Personally, I do not think so, and I agree with Steiner-Adair that we should try to limit the use of technology at young ages. However, knowing the way our world works, no parents will want their children to fall behind and be unfamiliar with technology as it becomes more and more heavily utilized in society. Thus, although I think it is dangerous, I believe that chances are children will begin using technology at increasingly young ages. Similar to the “technological divide” that we discussed, exposure to technology improves chances to succeed in this world, which I think will play a huge factor for parents despite the true developmental needs of young children.

// 04/07/2014 at 5:06 pm

Piper said...

I think one of the most important concepts that emerges from this article mirrors Turkle’s concern about how humans are passing off responsibility to robots: “We expect more from technology and less from one another and seem increasingly drawn to technologies that provide the illusion of companionship without the demands of relationship” (Turkle, Flight From Conversation). By parents giving their kids IPads and IPhones, it seems like they are hoping that these technologies can act as a “virtual babysitter,” to distract their kids while out to dinner or on plane trips. Just like the baby seals that are given to the elderly, the IPads and IPhones are used to keep the kids busy while their parents can enjoy some peace. I understand that, as a parents, those peace and quiet times are rare, but should parents be using these technologies as a crutch? I have been grappling with this idea because while it would be nice to take your kids out to meals without suffering with tantrums, I think that it is possible that too much screen time can hinder a child’s social skills, just like reliance on social media is arguably affecting adults’ social skills. Additionally, while it is pretty amazing that babies can navigate an IPhone, but not be able to speak properly, I think that too much screen time can impede a developing child’s ability to use his or her imagination and develop proper social skills. I do think that some learning apps can be useful in regards to counting and reading, I think that they should be used as supplements to a child’s learning, not replacements.

// 04/07/2014 at 10:16 pm

Molly said...
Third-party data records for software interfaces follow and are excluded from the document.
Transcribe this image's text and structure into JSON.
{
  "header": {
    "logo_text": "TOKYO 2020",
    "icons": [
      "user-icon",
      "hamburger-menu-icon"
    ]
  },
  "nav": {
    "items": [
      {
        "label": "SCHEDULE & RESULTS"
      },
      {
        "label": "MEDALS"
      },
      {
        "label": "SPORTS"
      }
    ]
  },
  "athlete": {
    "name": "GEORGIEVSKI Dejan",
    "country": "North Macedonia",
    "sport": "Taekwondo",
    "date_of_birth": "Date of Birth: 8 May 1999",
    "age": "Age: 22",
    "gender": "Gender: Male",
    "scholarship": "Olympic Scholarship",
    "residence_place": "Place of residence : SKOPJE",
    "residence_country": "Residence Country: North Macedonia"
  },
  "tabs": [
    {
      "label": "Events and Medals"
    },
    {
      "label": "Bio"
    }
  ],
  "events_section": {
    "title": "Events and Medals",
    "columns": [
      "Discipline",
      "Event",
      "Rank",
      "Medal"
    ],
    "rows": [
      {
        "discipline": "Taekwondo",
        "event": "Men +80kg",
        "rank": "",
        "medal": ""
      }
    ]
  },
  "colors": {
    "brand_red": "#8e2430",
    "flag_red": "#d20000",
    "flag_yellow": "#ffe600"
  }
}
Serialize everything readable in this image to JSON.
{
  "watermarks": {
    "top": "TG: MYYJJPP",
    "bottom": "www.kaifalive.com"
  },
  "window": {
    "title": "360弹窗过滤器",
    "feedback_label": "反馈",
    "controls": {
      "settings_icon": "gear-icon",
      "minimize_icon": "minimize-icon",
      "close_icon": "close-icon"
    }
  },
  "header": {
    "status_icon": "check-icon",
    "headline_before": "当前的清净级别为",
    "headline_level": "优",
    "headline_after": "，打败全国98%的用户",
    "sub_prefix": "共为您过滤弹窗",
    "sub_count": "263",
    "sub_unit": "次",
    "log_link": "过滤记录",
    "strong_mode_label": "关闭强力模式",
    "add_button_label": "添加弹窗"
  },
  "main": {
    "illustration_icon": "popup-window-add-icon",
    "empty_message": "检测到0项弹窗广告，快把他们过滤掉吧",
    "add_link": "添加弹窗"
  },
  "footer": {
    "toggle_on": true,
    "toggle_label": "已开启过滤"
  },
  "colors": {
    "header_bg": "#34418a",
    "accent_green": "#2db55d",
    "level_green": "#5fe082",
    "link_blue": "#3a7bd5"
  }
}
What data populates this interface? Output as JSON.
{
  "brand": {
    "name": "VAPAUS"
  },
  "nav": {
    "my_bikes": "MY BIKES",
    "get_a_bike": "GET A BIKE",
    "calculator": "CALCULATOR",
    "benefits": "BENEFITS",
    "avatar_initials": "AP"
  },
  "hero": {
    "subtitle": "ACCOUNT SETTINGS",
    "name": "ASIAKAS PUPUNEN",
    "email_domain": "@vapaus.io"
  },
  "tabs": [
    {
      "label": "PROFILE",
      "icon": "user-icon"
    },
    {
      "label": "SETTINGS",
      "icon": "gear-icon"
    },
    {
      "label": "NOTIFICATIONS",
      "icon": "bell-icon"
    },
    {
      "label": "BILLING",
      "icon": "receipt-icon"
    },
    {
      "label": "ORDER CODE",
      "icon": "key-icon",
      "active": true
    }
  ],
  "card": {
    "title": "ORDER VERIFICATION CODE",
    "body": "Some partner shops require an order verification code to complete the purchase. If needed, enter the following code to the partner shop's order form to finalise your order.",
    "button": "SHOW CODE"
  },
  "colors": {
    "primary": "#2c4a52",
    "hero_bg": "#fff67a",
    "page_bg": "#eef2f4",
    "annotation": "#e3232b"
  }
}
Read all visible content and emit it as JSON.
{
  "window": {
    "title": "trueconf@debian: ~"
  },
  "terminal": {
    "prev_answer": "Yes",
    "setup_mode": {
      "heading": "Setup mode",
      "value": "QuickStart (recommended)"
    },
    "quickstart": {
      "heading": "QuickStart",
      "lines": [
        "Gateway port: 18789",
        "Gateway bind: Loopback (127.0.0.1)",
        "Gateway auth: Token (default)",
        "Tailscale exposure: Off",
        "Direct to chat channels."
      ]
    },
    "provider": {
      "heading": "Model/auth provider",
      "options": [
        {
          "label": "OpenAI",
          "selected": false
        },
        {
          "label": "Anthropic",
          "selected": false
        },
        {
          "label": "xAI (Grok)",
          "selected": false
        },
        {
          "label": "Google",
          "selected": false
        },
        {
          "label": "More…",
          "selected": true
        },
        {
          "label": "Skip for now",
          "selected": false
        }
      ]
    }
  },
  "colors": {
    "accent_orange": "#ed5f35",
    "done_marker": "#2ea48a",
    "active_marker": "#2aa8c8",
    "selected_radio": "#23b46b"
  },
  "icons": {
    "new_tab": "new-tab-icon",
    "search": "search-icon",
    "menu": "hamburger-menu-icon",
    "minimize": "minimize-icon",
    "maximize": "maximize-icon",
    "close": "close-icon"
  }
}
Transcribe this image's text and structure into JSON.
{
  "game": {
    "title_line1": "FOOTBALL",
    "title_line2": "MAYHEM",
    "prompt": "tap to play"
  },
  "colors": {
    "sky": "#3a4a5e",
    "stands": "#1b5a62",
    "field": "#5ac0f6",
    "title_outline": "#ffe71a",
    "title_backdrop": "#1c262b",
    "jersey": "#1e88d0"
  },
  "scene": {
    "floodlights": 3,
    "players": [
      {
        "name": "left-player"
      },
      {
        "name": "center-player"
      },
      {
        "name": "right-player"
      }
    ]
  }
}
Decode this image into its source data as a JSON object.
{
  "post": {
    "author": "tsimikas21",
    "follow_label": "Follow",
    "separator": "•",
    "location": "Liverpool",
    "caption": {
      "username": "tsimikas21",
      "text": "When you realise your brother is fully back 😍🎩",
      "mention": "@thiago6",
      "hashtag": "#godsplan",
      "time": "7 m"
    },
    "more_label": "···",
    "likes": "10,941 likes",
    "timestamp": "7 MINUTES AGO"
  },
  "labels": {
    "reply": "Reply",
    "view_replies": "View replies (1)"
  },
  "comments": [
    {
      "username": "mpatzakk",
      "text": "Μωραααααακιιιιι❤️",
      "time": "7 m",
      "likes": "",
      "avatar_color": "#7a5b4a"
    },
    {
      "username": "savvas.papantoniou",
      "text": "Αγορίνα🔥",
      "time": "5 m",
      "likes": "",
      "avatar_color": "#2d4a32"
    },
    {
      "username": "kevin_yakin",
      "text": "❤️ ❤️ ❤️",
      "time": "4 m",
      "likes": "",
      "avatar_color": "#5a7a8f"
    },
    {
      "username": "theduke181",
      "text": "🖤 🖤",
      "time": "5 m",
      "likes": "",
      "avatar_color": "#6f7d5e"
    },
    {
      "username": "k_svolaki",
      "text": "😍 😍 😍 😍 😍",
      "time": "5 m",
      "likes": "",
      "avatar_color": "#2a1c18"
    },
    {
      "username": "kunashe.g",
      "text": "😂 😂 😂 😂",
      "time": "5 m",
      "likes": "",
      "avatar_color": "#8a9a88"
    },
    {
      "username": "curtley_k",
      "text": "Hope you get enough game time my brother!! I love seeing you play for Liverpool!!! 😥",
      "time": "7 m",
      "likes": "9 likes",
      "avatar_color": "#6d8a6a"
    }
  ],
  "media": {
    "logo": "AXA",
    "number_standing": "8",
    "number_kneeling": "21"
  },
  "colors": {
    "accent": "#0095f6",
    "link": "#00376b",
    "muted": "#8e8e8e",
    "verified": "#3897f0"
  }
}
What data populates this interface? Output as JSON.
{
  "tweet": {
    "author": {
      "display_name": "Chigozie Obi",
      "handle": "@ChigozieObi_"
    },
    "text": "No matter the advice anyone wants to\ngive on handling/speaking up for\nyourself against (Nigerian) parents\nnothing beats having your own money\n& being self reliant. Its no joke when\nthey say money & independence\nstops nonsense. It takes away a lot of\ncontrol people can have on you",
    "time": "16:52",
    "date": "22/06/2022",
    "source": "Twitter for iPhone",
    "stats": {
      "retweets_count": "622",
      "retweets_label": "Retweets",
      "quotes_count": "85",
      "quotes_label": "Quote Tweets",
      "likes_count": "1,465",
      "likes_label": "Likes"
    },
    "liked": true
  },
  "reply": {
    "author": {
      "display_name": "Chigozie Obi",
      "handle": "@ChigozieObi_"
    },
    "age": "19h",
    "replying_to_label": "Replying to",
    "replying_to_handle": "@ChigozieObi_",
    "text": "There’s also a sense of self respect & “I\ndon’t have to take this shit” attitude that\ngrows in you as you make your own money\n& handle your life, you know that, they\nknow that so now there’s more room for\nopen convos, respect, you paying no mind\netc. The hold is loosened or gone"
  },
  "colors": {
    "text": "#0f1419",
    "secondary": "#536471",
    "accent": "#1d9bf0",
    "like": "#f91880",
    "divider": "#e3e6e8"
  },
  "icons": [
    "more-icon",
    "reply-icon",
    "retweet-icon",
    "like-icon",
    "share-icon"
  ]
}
I think there is no right answer when it comes to children and technology. I wish we lived in a world where we didn’t have HD TV’s, I pads and all this crazy technology because I do think life would be simpler, people would be happier, and there would be less pressure overall, on kids specifically. I feel like with technology and children, it’s almost a damned if you do, damned if you don’t situation. My fear is that if I didn’t allow my child to get acquainted with technological devices, they would fall behind their peers. Through my own personal educational journey over the past decade, I have watched technology rapidly become a central part in my educational experience (whether I liked it or not). Kids are expected to know how to use a computer, the internet, and windows programs in elementary school and be almost completely literate in computer far before middle school. Further, through babysitting (way too much might I add) in high school, I have seen how much television, games and other tools that influence a child’s learning and development have moved to incorporate technology and educational components. For instance, the channel “Noggin” is mostly an educational television channel geared to helping preschool/kindergarten aged children simultaneously learn while enjoying a cartoon. In these cases, I think it’s easy to say that technology is brainwashing our children, and I still think limiting screen time is ESSENTIAL, however I do feel like there are some benefits to technology, especially as networks evolve to make the experience both interesting and educational. I also think it’s not only a decision between how much time, but also what programs you are exposing them to and what “games” you allowing them to play. I definitely agree with Rachel’s point that there is a fine line between a supplement and a replacement.

// 04/15/2014 at 3:39 pm